wildlife of Namibia
Introduction: Porcupines (Hystrix africaeaustralis) are the largest of rodents in the southern African region. The generic name Hystrix is Greek for porcupine and africaeaustralis is the specific name indicating that they occur in the more southerly parts of Africa. An essential habitat requirement of the porcupine is shelter in which to lie up in during the day, which goes some way in explaining their preference for broken country with rocky hills and outcrops. The can be found resting in crevices in rocks or caves, but will freely use abandoned aardvark holes which they modify for their own use. They are not usually found in forests.
Porcupines are solitary animals but have been observed in pairs or a female with her offspring. They are also exclusively nocturnal but have been seen sunbathing close to the entrances of their shelters.

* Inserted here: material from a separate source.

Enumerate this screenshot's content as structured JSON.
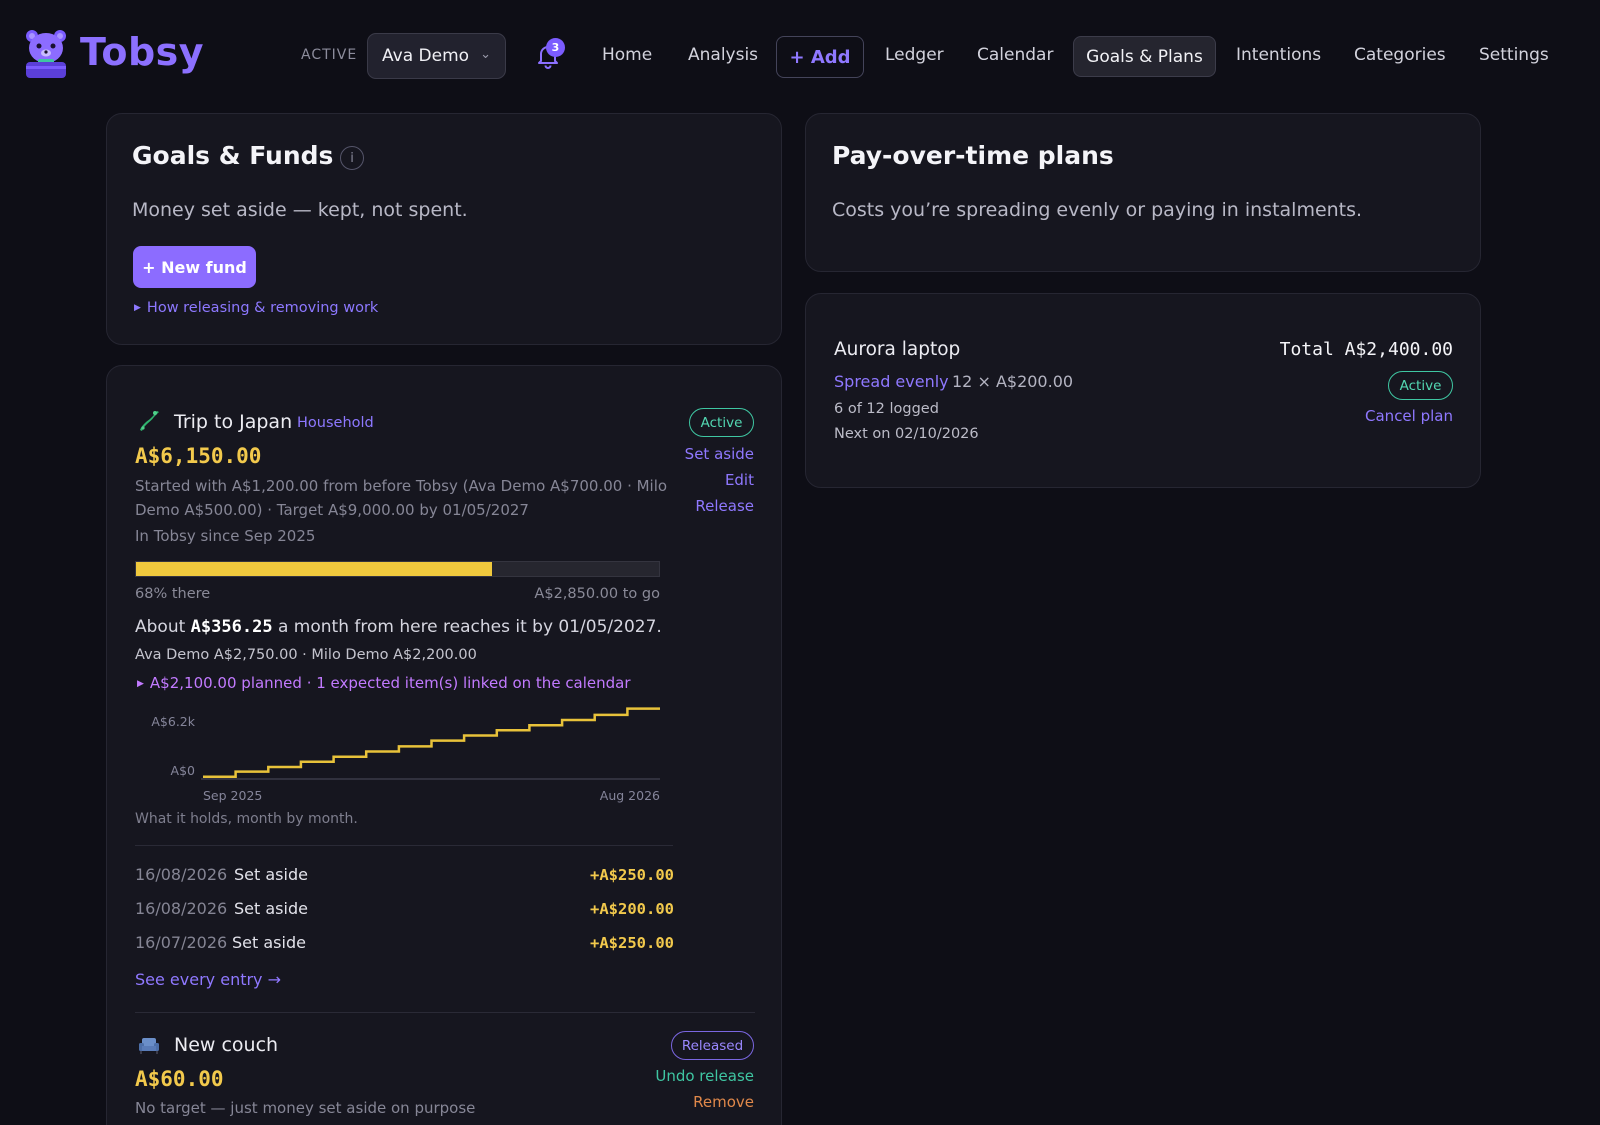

Diet: Although porcupines are predominately vegetarians, they have been recorded as eating carrion. Their food includes bulbs, tubers and roots which they dig up, fallen wild fruits such as the wild fig and they also gnaw on the bark of trees. They collect and gnaw at bones as a means of combating a phosphorous deficiency and large collections have been observed at their shelters. Their diet extends to that of farmers crops such as groundnuts, potatoes, pumpkin and root vegetables such as carrots, onions and beetroot are a favourite. They are also particularly fond of as beans and peas as well. Porcupines are classed as destructive feeders, as they often damage more crops than they eat.
Colouring: Porcupines bodies are protected by a unique covering of long, pliable spines, stout, sharp defence quills and flattened bristly hairs. Both the hair and quills are white with black annulations, declining in length towards the base.
Breeding: Sexual behaviour leading up to copulation is initiated by the female. In Namibia the young are born in the summer months and are born in grass-lined chambers in resting holes. Litters range from 1 to 4 young.
Size: Adult males have a mass of around 17kg, females 18.5kg. Some individuals have been recorded as reaching a weight of 24kg. Males average about 835mm in length, females slightly larger. The spines are up to 50cm in length, the quills up to 30cm.
A privately owned game farm, with a good variety of wildlife just a short distance south of Windhoek.
Newly built lodge in a small well stocked game reserve west of Windhoek
This lodge is very popular amongst those seeking leopard and cheetah viewing close to Windhoek. Regular feedings guarantee great sightings and photographic opportunities
A relaxing lodge in the Eros Mountains (named after a local fruit and not the goddess of love) around 30km north of the city
Opposite the Windhoek International Airport, close enough to be extremely convenient but far enough away that planes are not a distraction. Great for those arriving late or leaving early, as cuts out the 45km drive from Windhoek/
One of Namibia's most popular spas with the added bonus of top game viewing.
Between Windhoek and the International Airport lies this interesting cattle & game farm
family friendly, mid range lodge in rural location
a wildlife sanctuary offering quality accommodation in a tranquil environment
large lodge on a large well stocked game farm, lion feeding included
On a large private game farm close to the Windhoek International Airport, ideal for those not wanting to travel into Windhoek before or after their arrival in Namibia
Offering horse riding, spa treatments and two swimming pools, this is a good family lodge
Close to the B1 road around 30 kilometers south of the city this lodge offers a good one night stopover for wary travellers
a few kilometers east of Windhoek this lodge offers unsurpassed views of the city from a setting in the Auas Mountains
20km north of the city, this tented lodge offers a quality self catering experience surrounded by the veld and wildlife